A wellbeing strategy is vital for organisations. An effective strategy can add value, shows your team you care, improve engagement, morale, productivity, reduce the number of sick days due to poor mental health and staff turnover, create a healthier company culture, open up conversations around mental health at work, ensure a strategic approach that allows for the proper measuring and tracking of employee wellbeing. Below are our top tips to a successful wellbeing strategy.

1.      Identify someone who leads the wellbeing initiatives in the workplace

Depending on the size of your organisation will dictate how many people you’ll need involved with this. You will need someone who is responsible for the strategy, measuring and implementation. Make sure it’s clear who is responsible for the different areas.

Remember to spread the word of this as its important employees know where to go with any questions and suggestions.

2.      Choose a way to measure health and wellbeing

Knowing how you plan on measuring the success of the strategy is an easy way to identify if the change’s you’re making are having a positive impact on the employees and company. It might mean you’ll need to carry out a policy review and check that mental health is acknowledged by existing policies such as employee performance, health and safety, working hours, sickness absence, and return to work.

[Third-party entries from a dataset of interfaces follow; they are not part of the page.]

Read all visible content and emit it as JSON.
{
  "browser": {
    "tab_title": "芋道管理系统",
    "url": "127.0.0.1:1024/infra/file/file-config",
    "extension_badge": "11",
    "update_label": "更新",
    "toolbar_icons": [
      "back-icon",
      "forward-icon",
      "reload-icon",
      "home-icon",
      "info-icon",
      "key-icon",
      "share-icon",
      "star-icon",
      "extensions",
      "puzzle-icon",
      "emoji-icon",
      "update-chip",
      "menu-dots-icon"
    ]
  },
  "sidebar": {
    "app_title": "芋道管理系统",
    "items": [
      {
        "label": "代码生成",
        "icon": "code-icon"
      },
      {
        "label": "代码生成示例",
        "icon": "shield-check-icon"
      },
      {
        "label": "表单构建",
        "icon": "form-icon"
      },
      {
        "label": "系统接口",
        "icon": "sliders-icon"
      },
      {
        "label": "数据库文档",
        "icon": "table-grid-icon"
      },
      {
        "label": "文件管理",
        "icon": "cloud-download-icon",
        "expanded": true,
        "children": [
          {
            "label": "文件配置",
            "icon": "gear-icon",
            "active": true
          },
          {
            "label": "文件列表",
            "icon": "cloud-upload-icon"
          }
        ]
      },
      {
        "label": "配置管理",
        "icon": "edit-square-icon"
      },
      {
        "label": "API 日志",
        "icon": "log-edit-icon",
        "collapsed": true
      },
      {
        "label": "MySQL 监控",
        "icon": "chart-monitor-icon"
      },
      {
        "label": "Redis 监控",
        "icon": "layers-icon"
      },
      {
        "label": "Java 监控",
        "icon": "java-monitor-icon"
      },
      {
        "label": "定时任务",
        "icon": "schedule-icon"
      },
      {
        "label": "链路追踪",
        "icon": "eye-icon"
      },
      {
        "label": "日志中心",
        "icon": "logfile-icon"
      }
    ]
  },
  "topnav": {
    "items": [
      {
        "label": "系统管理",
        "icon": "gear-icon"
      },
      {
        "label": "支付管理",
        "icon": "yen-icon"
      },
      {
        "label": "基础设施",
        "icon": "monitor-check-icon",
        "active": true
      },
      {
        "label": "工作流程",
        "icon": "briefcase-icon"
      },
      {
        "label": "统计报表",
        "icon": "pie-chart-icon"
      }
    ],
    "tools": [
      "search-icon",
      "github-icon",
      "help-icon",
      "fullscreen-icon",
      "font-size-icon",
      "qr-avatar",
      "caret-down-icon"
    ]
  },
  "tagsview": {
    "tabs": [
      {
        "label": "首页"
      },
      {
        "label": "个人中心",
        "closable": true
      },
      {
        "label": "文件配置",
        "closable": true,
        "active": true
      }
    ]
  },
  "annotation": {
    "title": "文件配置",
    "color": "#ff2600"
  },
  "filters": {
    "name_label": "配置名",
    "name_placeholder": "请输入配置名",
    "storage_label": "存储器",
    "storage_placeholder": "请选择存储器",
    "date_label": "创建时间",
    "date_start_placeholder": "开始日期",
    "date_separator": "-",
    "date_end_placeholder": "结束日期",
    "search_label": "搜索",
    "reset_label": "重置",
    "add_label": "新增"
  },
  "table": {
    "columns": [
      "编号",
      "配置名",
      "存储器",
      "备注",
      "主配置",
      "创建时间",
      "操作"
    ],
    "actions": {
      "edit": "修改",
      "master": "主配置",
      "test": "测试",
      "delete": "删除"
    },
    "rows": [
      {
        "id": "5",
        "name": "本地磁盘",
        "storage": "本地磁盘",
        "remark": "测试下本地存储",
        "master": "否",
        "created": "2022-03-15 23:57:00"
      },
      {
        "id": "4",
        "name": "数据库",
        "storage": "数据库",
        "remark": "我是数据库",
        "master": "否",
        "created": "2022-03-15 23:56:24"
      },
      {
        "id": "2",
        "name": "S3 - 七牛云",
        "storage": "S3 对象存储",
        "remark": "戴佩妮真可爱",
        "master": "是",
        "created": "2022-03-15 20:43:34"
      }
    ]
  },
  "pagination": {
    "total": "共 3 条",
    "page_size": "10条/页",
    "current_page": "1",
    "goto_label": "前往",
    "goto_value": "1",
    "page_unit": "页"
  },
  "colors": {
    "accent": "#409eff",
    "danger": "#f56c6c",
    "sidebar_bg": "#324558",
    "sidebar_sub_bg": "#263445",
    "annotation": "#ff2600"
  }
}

Introducing a scheduled staff satisfaction survey is one way you can measure employee experiences, using human resources data such as staff turnover and absence are both examples you can use to measure health and wellbeing in the workplace.

3.     Collect current data and set goals

It’s a good idea to identify your starting point. From here you can collate any relevant data which will help you to measure health and wellbeing in the workplace. You can use this data to set this initial score as a benchmark and then can set SMART (specific, measurable, attainable, relevant and time-based) short-term and long-term goals.

4.      Speak to employees

Asking what employees really want, and ideas they have will start to encourage engagement. At first, if employee wellbeing hasn’t been at the forefront of your company strategy, employees might be slow to engage. This could be a problem when trying to collate data. You therefore need to focus on involving the whole team in your plans.

Spread the word and let the company know that a new workplace wellbeing strategy is going to be introduced. Involving the employees will help them feel more involved, engaged and they may feel like there opinions are valued. The more ideas, the easier it will be to build your wellbeing strategy.

5.     Drip feed new initiatives

You’ve spread the word, got the ideas and now you can start implementing these ideas into the workplace. At this stage it’s best to gradually introduce the new initiatives as too much at once can be overwhelming, especially if employee wellbeing initiatives are new to the company.

Initiatives that are based around problem areas the employees highlighted as areas of concern then workshops or initiatives based around these shows you’re listening and keen to support them. Some initiative ideas might include:

-         Regular workshops on a variety of topics identified from your surveys

-         Team-building or socials to improve mental wellbeing and connection

-         Employee assistance programmes

-         Mentoring programmes

-         A platform or app that provides classes/courses for wellbeing

-         Tools for physical wellbeing

-         Financial wellbeing programmes

-         Wellbeing benefits and discounts


6.      Communication

Most of the time companies will have wellbeing programmes in place, people are just unaware as they’re not shouted about. So shout about your wellbeing strategy and spread the word, increase engagement and let employees know they’re cared about. You can keep employees in the loop with regular newsletters and talking about initiatives in meetings.

Once you’ve communicated about the wellbeing programme you can evaluate how things are going. For example, once a quarter sending out anew survey. Check on the data you collated when starting up the programme and compare to see if the initiatives are positive impact. If there is no improvement, it might be worth checking that the initiative is communicated well.


Sounds easy, but this will not be an overnight fix. Wellbeing programmes require trust from the employers, so make sure you have the right people, information, data, initiatives and communication in place to be successful. Start getting employer engagement and people will follow.